Today, the use of additives such as antibiotics and growth hormones that increase production efficiency in breeding broiler chickens has become inevitable. However, the use of such additives and antibiotics associated with side effects such as liver damage. Oxidative stress occurs due to an imbalance between oxidants and antioxidants. Studies have shown that olive leaves have an antioxidant effect on free radicals. This study was to evaluate the possible effect of olive leaf extract on carbon tetrachloride (CCL4)-induced liver damage (molecular and tissue) and changes of enzymes in chickens.

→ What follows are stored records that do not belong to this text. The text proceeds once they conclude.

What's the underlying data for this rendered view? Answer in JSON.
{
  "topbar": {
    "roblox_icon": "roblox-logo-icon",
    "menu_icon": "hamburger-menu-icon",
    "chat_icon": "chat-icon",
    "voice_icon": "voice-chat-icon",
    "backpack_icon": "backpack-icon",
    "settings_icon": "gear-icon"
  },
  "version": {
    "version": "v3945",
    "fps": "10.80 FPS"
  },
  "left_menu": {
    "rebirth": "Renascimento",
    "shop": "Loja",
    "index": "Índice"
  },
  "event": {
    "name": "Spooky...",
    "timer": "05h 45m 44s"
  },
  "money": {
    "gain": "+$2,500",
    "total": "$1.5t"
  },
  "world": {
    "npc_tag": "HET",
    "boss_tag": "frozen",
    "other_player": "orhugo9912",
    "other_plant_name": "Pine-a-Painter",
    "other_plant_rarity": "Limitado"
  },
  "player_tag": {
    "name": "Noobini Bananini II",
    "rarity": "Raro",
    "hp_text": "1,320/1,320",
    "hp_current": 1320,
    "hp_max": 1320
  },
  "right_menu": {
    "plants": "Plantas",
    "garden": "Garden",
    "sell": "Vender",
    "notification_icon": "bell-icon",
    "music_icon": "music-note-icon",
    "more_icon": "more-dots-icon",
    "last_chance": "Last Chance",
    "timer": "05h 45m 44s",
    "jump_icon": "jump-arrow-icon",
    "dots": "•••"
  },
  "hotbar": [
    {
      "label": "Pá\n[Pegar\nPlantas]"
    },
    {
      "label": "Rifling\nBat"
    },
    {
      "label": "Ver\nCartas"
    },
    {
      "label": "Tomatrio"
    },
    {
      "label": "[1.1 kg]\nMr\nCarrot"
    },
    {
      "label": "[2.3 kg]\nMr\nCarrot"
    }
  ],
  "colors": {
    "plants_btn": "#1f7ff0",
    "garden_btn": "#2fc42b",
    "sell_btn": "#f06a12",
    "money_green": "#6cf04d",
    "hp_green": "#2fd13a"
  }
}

A total of 50 chickens were used and classified into5 groups. Treatment groups received 0.5, 1, and 1.5 mg/kg of the olive leaf extract from day 21 of the experiment. Two control groupshealthy and poisoneddid not receive any extract. On the day 35 of the experiment, 1cc of CCL4 was dissolved with olive oil and injected intraperitoneally into the experimental and poisoned control groups. Blood and liver tissue sampling were performed.
The histopathology results showed that at high doses of olive leaf extract, the cells and vessels were regularly curable, and sinusoids were healthy. The expression of B-cell lymphoma 2 (BCL2) increased, and that of BH3 interacting domain death agonist (BID)decreased. Enzymatic tests, including serum glutamic-oxaloacetic transaminase, serum glutamic-pyruvic transaminase, alkaline phosphatase, gamma-glutamyl transpeptidase, showed a reduction in BID expression in the experimental group compared with the control group(P<0.005).
We concluded that olive leaf extract boosts the BCL2—an antiapoptotic gene—and reduces BID—an apoptosis gene—in the liver of chicken. It prevents the liver cells from disintegrating and destroys sinusoids and liver blood vessels. The high doses of the olive leaf extract caused liver resistance to CCL4 toxicity in chicken.